Book Ends: Arkham City, which sees the end of the Batman/Joker feud ends with the Joker singing about him and Batman over part of the end credits. Similarly, Arkham Origins, which sees the start of the feud, ends the same way.
Crapsack World: A decent argument could be made that the games are actually darker than the main verse. To recap...
In Asylum; At least half of the asylum's staff is murdered by the Joker's gang, and Joker intends to do the same to the rest of Gotham.
In City: Likely THOUSANDS are killed by Protocol 10: Gotham apparently has a population in the millions, and given the huge crime rate, how many people Strange and Sharp were apparently throwing in, it's likely that Arkham had a population in the tens of thousands, and when Strange states that at least 22% of the inmates were killed, it's clear that thousands were murdered, including many who likely did nothing to deserve it, and this isn't counting the political prisoners and doctors killed by the Joker.
In Origins: Gordon is the only honest cop we see; beyond him, the police are basically all thugs with uniforms, who hurt people for no reason beyond wanting to amuse themselves.

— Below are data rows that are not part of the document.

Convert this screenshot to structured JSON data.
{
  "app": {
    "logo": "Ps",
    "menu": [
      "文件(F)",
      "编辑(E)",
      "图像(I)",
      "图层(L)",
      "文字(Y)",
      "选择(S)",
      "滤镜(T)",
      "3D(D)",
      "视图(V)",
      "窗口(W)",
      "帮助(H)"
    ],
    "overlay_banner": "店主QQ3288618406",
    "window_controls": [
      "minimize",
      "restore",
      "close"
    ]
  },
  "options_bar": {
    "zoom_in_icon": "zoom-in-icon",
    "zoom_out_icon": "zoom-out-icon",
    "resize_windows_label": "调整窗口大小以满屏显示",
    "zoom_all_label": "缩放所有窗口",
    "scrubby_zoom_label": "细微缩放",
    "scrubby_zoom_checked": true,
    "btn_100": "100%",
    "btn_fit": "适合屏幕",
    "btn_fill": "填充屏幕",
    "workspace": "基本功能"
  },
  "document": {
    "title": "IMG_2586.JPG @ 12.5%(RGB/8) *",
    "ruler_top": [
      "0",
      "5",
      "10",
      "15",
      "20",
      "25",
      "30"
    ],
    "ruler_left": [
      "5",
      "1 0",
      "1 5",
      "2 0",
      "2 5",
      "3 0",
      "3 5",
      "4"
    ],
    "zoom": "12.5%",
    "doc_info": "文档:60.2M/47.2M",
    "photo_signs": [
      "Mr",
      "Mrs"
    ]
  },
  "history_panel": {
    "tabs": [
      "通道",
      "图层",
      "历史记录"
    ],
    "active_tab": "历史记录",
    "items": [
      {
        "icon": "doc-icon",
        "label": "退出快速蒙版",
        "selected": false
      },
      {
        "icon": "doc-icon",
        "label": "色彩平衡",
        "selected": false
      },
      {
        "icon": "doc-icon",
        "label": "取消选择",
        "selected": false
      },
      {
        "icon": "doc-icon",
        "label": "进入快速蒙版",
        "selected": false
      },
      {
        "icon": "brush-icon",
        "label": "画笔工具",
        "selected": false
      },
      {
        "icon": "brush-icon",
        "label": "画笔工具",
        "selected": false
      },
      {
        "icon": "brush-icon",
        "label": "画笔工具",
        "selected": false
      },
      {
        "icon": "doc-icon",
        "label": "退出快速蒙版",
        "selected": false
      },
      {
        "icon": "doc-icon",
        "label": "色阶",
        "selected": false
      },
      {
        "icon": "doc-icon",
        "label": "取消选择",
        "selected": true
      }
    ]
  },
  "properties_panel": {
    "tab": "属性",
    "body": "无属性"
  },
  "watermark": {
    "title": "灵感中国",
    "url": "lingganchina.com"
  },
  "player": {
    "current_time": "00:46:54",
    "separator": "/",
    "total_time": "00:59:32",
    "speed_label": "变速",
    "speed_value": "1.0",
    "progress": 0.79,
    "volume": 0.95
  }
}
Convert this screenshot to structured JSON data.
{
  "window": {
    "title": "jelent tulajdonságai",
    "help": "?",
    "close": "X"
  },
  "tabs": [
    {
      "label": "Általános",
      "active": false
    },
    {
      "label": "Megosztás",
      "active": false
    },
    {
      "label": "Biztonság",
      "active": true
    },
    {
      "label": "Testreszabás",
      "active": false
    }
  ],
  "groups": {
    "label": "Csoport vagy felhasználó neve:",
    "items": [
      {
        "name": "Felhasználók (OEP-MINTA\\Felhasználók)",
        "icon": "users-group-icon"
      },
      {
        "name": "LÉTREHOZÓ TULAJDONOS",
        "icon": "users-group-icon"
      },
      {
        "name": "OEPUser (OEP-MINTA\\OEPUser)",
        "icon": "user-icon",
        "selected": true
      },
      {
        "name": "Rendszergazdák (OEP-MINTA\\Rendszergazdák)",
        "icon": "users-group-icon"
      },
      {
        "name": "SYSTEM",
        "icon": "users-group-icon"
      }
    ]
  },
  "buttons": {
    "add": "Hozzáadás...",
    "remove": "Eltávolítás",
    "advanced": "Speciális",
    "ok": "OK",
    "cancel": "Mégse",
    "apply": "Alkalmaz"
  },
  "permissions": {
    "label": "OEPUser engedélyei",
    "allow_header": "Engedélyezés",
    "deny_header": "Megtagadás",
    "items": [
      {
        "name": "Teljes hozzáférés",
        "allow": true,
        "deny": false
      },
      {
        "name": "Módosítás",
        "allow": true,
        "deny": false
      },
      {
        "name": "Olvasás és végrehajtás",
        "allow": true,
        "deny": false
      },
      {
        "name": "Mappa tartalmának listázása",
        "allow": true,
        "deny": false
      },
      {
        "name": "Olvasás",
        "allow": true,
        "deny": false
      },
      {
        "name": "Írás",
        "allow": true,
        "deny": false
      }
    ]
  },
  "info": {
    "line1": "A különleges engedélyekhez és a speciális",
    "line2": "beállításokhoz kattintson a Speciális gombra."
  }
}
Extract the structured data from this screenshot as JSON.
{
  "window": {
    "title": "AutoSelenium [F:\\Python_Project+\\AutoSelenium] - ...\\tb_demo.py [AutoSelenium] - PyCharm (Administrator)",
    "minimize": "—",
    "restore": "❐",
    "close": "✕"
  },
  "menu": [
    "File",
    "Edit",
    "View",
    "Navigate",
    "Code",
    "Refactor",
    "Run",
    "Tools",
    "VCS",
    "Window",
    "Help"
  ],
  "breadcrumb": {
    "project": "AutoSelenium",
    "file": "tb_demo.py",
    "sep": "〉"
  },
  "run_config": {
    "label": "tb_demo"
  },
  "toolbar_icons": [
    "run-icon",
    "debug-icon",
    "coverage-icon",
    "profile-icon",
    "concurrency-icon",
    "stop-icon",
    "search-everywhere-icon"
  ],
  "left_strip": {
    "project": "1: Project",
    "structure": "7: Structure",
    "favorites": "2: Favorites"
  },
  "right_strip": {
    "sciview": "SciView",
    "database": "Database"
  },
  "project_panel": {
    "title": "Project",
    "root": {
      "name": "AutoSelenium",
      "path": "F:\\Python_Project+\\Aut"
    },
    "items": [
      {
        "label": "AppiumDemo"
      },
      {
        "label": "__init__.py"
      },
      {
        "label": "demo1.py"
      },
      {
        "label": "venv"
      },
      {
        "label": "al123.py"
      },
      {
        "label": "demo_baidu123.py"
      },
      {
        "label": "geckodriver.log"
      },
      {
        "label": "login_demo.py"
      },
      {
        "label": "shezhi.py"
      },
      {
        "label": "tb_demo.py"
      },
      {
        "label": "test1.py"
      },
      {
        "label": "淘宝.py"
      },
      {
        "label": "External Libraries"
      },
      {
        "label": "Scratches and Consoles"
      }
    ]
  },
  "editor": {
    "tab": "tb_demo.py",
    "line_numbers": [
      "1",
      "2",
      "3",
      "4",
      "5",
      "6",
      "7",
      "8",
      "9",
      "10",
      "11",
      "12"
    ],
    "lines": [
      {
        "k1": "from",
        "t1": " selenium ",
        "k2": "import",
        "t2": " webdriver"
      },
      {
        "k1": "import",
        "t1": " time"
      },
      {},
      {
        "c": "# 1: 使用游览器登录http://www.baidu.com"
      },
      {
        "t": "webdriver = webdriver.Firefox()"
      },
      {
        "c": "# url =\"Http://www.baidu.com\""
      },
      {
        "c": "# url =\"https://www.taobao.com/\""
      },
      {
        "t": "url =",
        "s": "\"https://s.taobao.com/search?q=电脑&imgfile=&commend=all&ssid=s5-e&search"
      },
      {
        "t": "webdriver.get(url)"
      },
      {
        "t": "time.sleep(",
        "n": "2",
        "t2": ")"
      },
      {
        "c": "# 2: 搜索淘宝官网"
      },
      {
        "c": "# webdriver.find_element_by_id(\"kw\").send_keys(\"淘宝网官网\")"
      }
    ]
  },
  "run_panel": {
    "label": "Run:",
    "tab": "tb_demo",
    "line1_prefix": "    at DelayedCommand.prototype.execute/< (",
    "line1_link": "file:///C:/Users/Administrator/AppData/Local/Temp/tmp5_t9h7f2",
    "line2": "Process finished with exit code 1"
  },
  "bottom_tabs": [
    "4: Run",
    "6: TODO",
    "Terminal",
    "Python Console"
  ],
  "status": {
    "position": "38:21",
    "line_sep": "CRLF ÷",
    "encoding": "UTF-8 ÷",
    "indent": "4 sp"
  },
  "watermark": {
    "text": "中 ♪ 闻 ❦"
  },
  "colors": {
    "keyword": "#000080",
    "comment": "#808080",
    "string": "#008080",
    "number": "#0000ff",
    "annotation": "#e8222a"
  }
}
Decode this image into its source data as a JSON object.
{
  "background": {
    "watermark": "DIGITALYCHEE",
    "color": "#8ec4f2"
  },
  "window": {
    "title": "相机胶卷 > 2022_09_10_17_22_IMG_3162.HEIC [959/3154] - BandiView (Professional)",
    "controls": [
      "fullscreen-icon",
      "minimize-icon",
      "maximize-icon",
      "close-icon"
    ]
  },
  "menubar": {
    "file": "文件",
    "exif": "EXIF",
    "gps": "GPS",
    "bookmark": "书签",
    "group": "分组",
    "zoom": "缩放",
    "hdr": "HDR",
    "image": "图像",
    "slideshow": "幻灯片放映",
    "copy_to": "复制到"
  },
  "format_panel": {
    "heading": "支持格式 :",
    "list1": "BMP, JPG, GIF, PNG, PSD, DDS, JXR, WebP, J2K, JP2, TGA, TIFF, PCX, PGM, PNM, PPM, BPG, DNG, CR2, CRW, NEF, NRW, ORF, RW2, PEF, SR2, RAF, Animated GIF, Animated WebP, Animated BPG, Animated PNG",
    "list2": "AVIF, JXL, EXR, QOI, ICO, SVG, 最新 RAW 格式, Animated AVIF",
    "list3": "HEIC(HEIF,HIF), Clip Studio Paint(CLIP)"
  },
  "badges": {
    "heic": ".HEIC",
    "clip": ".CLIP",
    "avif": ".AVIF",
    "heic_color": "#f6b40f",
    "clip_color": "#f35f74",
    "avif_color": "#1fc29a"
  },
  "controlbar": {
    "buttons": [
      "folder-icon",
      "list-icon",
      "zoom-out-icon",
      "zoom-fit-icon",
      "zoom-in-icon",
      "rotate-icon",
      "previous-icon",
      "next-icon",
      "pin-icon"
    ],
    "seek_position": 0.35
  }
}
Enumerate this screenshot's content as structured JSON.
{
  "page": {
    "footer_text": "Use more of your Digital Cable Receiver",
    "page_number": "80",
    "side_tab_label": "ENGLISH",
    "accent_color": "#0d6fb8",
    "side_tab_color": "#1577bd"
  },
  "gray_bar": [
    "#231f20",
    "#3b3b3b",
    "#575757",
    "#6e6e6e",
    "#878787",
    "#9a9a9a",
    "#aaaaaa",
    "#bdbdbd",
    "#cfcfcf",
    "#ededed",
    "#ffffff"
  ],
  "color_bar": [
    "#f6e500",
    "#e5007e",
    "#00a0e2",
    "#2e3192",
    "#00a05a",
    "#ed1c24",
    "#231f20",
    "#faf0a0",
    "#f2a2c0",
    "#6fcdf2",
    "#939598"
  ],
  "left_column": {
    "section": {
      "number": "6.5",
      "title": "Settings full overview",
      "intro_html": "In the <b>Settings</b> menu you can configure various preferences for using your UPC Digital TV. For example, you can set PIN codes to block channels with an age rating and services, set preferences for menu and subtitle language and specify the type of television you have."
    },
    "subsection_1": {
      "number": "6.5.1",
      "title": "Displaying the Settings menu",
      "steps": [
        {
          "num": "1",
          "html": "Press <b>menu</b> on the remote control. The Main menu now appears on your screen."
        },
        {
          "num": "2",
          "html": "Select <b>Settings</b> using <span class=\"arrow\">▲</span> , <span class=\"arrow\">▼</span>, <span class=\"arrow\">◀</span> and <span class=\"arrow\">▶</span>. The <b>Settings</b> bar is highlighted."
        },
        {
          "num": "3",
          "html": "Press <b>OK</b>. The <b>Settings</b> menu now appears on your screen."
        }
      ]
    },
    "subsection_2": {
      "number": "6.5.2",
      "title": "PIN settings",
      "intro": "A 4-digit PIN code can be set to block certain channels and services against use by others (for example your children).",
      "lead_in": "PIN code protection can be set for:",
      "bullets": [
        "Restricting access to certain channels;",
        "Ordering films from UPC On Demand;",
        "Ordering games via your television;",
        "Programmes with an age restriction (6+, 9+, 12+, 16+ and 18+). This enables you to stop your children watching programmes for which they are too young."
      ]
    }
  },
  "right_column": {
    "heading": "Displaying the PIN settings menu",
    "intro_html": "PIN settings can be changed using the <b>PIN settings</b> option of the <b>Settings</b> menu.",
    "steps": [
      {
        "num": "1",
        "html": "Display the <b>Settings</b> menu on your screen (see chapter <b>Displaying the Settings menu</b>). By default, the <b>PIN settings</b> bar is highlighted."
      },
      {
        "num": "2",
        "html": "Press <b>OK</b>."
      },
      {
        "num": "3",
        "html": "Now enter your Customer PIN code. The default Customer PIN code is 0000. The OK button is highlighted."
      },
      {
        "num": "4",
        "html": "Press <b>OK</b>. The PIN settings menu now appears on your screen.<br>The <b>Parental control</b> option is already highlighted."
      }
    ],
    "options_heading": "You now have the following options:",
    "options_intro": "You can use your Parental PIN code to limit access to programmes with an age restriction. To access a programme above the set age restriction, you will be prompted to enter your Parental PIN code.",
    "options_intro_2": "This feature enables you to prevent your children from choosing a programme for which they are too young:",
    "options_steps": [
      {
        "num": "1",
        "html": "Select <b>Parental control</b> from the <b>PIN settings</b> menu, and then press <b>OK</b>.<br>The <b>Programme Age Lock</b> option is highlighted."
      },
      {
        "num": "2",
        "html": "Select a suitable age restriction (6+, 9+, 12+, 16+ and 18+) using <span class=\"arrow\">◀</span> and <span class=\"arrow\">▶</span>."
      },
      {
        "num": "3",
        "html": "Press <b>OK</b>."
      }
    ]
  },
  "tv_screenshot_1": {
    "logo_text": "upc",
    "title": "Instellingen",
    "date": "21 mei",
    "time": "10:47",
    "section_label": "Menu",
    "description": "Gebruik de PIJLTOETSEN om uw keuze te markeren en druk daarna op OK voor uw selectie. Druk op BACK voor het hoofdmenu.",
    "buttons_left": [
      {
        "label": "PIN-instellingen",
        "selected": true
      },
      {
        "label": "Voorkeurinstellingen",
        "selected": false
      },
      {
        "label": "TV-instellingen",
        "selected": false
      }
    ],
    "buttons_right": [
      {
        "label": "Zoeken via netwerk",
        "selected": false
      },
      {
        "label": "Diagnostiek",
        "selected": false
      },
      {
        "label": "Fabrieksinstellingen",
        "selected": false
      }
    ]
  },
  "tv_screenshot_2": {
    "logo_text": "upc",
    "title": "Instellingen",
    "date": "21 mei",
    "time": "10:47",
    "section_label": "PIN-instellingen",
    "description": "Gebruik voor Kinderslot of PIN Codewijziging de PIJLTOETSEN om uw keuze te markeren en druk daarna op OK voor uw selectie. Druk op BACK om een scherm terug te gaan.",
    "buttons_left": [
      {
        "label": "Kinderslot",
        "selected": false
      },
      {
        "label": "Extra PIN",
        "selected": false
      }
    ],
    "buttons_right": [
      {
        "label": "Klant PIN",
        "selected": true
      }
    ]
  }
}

And this is all before the assassins showed up along with the Joker, who apparently killed most of the staff at the Gotham Royal Hotel, at least 1/4 of Black Mask's men, and likely a great deal of the staff at Blackgate when he broke out and started the riot.
Extremely Short Timespan: All of the games take place over the course of a single night. This isn't too bad if you just play through the main plot, but it starts getting a bit silly as you tackle the sidequests and try to find all the collectibles.
Heroes Fight Barehanded: In Combat Mode, it is very possible for Batman to take on dozens of heavily armed enemies without using any gadgets. Batarangs included.
Hijacked by Ganon: City had shades of this, with Hugo Strange and Ra's al Ghul's plotline being wrapped up in a single cutscene and the Joker having by far the most screentime. Origins is full bore; despite hyping Black Mask up as the Big Bad, it was Joker the entire time.
Loads and Loads of Characters: The first game had relatively few characters involved in the main plot, but had cameos, references and bios of tons of Batman villains. Played completely straight in the sequel, which manages to give actual screen time to a lot these characters, both through the main story and side-quests.
Mook Horror Show: When using stealth ("Predator Mode"), you can not only use gadgets to spook enemies in a variety of ways, but you can use detective mode to see their steadily increasing heartbeat as you pick them off one by one.
Notice This: Only in Detective Mode, though, since it highlights objects of interest.
From the DCAU: As noted above, the first two games see Kevin Conroy and Mark Hamill reprise their respective Batman: The Animated Series roles of Batman and the Joker. Asylum also sees Arleen Sorkin reprise the role of Harley Quinn. While none of the three return for Arkham Origins, it does see two more reprisals from the the DCAU: Robert Constanzo as Harvey Bullock and in The Stinger, CCH Pounder as Amanda Waller.Blackgate also sees Adam Baldwin reprise his role from Justice League as Rick Flag in addition to Pounder as Waller.
From the Animated Adaptation of Batman: Year One: Grey DeLisle reprises the role of Vicki Vale from Year One in City and Origins (the former being released the same day as Year One). Origins also sees the return of Jon Polito as Gillian Loeb.
Scenery Porn: Oh yes. City takes it further because, well, it's out in the open city, and Origins as well, being even more of the city (along with some Scenery Gorn in the Firefly sequence).
Schizo Tech: CRT televisions, cigarette vending machines, and magnetic audio tape all exist alongside LCD monitors, electronic restraint collars, and advanced broadcast encryption technology. In Origins, there are even advertisements for trans-Atlantic zeppelin flights, while Batman spends most of the game flying around in a supersonic jet.